When Susi Holliday’s The Last Resort begins, seven strangers board an airplane on their way to a remote island for a mysterious weekend arranged by an elusive host. With that setup, it is impossible for crime fiction genre fans not to immediately think of Dame Agatha Christie’s And Then There Were None. Those allusions certainly do not stop there. However, Holliday also succeeds in bringing this plotline into the modern age by incorporating some technological aspects that feel cutting-edge and timely, allowing readers into the minds of the characters in a fresh approach.
Amelia is the character readers hear from the most – ironic (maybe) given that she is the one person on the island dealing with faulty mechanical equipment. Susi Holliday also gives all the other female members of the group at least one chapter to share their internal thoughts. Interrupting it all on occasion are sections that relate unattributed events that occurred in the Summer of 2000. It does not take a mystery fan to know that those encounters are somehow related to the present-day action on this remote island.
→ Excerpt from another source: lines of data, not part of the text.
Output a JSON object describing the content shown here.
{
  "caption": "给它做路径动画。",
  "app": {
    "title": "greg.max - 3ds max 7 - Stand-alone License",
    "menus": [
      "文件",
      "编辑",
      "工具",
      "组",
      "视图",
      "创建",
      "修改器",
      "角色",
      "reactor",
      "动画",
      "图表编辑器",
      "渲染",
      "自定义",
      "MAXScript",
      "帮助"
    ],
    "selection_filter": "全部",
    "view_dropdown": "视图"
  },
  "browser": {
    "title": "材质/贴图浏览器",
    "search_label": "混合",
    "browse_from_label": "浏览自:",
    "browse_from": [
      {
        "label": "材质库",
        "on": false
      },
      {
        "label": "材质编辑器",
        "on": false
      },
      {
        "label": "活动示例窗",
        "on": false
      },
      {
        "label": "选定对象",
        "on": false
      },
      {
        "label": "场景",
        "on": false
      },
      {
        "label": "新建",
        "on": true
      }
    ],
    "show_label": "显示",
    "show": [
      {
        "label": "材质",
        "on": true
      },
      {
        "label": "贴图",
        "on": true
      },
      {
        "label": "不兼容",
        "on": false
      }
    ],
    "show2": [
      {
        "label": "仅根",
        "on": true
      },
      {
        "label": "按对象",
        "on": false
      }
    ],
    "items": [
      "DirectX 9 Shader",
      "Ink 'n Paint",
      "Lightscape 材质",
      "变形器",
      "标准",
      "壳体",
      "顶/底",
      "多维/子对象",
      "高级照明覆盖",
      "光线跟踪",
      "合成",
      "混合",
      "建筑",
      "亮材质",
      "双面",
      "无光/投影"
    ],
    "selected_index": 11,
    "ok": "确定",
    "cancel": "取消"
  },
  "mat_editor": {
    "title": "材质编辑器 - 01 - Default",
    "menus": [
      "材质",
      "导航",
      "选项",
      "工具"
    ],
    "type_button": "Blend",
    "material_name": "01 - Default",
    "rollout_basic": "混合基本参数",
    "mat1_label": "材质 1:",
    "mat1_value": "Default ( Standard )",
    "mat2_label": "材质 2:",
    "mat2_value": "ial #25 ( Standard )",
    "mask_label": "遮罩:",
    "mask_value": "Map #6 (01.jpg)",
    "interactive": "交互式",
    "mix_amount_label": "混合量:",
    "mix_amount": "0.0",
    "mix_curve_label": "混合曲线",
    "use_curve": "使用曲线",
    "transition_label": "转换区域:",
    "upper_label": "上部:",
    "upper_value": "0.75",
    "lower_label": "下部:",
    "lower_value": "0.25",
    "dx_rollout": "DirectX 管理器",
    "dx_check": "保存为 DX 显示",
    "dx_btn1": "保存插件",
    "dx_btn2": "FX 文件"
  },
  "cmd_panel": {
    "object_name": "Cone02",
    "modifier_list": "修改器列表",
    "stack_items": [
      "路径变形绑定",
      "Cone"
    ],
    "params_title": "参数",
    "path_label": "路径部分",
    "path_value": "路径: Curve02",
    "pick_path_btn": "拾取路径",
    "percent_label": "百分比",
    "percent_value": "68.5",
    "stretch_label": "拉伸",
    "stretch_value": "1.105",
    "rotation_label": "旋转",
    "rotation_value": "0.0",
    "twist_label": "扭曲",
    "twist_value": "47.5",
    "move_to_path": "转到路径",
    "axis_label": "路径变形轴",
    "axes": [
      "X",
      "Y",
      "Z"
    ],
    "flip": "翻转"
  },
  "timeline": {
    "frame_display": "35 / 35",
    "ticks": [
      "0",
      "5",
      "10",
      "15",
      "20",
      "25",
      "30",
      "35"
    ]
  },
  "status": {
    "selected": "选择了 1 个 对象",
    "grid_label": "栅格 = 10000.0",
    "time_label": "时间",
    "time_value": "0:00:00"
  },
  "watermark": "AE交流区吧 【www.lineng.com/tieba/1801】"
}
Each of the four women and three men have secrets. The method by which Holliday exposes those long held nuggets of information is unique both for the readers and the characters. By revealing them in this way, the impact is altered for the characters in the novel, allowing readers to “read into” the true meanings of the others’ reactions. It is interesting how each of the secrets is related to timeless emotions – anger, fear, rejection, and guilt to name just a few; but the connection to modern culture via concepts like social media, surveillance, and beyond opens some new angles of exploration.
By tagging each chapter with a countdown to the “big bash” planned for the guests on this island, readers feel the dramatic pull required to keep them turning pages, faster and faster. This technique, borrowed from the thriller genre, works extremely well for this narrative. The homage to And Then There Were None pretty much guarantees that not everyone will survive this weekend and this ticking clock reinforces this idea. The title of the novel also alludes to these possible demises, but also serves the function of having multiple meanings that only become clear as the novel reaches its conclusion.
Susi Holliday has never been one to shy away from unique storylines that often blur the artificial lines between genres. Readers looking for something innovative that also celebrates the origins of the crime genre would be well-served by checking out Susi Holliday’s The Last Resort.
Disclaimer: An e-galley of this title was provided to BOLO Books by the publisher. No promotion was promised and the above is an unbiased review of the novel.